Audio & navigation7.5

The decorative metal grilles are a nice touch to the 17-speaker premium audio system, which produces exquisitely rich sound. The navigation system breaks no new ground but is easy to use and search out points of interest using the power of Google.

Smartphone integration5.0

There's USB and Bluetooth connectivity, but navigating the media folder is frustrating because the menu structure varies depending on how your device is connected, and there is no good way to back out of folder menus. Apple CarPlay and Android Auto are coming, and they can't arrive soon enough.

Driver aids7.5

An extensive suite of driver aids is standard and includes the usual adaptive technologies and a surround-view camera system with multiple viewing modes. Many driving aids work well and have multiple settings so they can be tailored for driving style. The lane keeping assist needs some refinement.

Voice control7.5

The voice controls offer basic commands for radio tuning, media playback, and inputting an address or destination. The native voice recognition works well and provides easy-to-follow voice prompts that you can turn off after you become familiar with the system.

Edmunds expert review process

This review was written by a member of Edmunds' editorial team of expert car reviewers. Our team drives every car you can buy. We put the vehicles through rigorous testing, evaluating how they drive and comparing them in detail to their competitors.

We're also regular people like you, so we pay attention to all the different ways people use their cars every day. We want to know if there's enough room for our families and our weekend gear and whether or not our favorite drink fits in the cupholder.
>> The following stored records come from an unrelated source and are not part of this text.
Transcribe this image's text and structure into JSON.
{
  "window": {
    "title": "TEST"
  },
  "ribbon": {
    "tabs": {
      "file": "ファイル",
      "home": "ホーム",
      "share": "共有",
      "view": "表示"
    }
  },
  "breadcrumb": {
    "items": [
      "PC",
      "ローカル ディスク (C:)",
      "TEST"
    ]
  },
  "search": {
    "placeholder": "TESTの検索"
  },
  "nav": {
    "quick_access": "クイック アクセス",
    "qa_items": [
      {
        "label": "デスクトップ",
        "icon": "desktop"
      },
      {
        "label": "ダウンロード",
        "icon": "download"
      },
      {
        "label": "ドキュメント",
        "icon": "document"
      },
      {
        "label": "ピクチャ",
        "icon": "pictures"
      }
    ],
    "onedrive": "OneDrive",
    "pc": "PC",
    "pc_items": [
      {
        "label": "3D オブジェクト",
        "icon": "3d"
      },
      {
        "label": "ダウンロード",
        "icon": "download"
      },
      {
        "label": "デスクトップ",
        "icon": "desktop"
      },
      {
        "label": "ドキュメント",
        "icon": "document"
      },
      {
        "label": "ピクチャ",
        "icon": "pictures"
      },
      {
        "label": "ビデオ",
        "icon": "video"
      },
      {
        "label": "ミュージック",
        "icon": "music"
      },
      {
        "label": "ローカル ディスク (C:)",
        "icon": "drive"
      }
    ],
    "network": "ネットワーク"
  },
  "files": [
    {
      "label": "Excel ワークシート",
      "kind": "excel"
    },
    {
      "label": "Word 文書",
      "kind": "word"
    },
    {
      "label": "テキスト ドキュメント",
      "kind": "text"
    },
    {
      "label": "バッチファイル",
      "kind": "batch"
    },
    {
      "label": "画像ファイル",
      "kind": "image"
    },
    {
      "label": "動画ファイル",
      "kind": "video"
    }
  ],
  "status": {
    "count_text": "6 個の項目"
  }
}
Our editors want to help you make the best decision on a car that fits your life.